We met in City Hall, I think, and passed the fancy gate there where guards in traditional clothing and fake beards are ridiculed by tourists taking pictures with them because, like their British colleagues, they're not allowed to move or say a thing, even when someone is pretending to hug them in front of a camera.
We had a delicious lunch that I unfortunately couldn't enjoy again because I still couldn't taste anything, and went over to a café to get out of the cold. It was good to catch up with Chanok, who has big plans of doing volunteer work in France for more than 6 months and is studying French by herself much like I'm trying to study Korean, and talk some more to Norma about her studies in Korea and what to expect should I be so lucky as to get the scholarship I'm applying for next month.
After Norma left though, things got a little awkward since me and Gahui were still on bad terms and Chanok was just sitting there in the middle trying to deal with the awkward silences. Once again, sorry Chanok, it was not your fault! We talked for a while longer until Chanok had to go home too to pack her bags to move to her home town the next day.
On the way back, me and Gahui obviously had something to deal with, but since I don't remember exactly what it was I also can't explain well how what we did next solved it.
We walked into a random art gallery that we ran into while looking for the subway, and inside was an exhibition called 'My Dear Pear', by 조정욱. The paintings there, about...cute pears... each had thought provoking titles or emotional stories attached to them, and reading those I think both of us realized we shouldn't be fighting when we could only see eachother for such a short while. Gahui almost teared up as she translated some of the stories for me, and by the time we made it halfway through the exhibit there was nothing left of the foul mood we had been in before. The pears were just too damn cute.
[I can't believe this Pear head looks so much less like an "I'm gonna beat you up" Pear on this girl than it does on me...]
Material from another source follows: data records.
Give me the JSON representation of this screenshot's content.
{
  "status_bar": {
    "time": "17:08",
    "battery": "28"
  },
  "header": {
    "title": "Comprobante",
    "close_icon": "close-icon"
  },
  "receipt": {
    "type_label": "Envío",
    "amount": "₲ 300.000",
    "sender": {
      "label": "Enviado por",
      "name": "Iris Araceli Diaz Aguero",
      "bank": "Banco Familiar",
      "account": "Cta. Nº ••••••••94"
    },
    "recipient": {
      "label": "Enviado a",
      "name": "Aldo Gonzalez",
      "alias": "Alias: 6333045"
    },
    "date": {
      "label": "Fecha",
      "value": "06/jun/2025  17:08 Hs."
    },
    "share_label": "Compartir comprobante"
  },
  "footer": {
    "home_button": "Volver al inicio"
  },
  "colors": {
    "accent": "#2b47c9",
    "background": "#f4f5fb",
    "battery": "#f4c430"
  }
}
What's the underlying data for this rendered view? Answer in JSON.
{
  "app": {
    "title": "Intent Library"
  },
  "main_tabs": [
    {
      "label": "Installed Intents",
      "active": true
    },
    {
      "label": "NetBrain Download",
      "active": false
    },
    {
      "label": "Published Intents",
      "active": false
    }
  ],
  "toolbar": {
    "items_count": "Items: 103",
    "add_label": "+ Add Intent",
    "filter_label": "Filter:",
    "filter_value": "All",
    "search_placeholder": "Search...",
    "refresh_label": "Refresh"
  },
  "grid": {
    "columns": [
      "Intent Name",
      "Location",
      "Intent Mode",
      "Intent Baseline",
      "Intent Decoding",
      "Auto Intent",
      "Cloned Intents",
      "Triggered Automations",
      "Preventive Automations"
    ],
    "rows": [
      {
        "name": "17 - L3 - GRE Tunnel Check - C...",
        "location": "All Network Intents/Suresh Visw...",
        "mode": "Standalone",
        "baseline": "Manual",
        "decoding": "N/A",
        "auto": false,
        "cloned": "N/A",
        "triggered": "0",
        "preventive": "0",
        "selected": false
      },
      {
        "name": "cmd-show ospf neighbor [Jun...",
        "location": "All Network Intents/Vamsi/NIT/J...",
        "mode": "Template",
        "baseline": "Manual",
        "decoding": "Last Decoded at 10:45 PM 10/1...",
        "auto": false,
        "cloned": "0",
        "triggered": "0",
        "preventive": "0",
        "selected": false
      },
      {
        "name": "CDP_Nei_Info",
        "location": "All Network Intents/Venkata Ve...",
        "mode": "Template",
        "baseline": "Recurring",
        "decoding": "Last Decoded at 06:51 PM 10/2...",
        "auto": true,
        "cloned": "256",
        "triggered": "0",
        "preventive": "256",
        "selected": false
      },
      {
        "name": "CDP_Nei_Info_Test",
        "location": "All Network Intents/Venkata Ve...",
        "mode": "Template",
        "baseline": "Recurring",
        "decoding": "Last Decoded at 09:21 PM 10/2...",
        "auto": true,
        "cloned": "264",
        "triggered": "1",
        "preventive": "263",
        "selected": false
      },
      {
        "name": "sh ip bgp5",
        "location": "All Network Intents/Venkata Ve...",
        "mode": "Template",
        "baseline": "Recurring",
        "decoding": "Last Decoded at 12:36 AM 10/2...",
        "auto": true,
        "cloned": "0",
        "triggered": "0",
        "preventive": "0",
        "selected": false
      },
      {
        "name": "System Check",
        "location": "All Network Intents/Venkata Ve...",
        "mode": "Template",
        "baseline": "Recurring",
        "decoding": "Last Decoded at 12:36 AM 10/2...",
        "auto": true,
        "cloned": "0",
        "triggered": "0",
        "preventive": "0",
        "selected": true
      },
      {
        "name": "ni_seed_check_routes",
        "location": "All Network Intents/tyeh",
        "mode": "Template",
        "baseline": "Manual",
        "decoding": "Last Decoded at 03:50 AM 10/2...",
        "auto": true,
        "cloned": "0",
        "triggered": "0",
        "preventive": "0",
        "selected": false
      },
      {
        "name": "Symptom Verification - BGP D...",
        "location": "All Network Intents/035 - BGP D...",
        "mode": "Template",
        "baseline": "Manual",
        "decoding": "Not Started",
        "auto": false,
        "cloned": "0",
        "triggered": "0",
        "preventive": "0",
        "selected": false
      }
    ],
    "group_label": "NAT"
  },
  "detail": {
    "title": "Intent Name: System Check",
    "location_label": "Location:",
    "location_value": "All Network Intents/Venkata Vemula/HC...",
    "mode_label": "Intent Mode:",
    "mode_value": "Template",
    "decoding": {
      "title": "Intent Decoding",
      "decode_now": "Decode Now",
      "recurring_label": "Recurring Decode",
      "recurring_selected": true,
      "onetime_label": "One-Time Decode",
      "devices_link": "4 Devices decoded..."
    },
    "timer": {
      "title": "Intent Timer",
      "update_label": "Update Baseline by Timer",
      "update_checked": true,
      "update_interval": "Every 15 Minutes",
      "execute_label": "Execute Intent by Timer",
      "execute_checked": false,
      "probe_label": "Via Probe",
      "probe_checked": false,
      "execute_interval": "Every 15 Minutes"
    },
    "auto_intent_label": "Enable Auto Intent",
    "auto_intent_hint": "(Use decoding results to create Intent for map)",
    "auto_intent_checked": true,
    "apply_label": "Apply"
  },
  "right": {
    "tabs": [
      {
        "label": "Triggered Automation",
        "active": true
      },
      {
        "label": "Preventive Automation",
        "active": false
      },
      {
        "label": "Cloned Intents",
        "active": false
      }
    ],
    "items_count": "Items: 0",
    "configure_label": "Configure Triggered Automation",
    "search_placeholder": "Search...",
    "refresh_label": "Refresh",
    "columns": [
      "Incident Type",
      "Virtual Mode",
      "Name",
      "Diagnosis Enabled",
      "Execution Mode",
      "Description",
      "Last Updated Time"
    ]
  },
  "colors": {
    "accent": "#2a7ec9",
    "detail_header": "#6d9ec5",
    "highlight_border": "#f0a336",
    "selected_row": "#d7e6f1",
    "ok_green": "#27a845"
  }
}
My report of my days in Seoul will continue in the next post because I don't want to make the page take like a million hours to load, so I'll put a link to that here.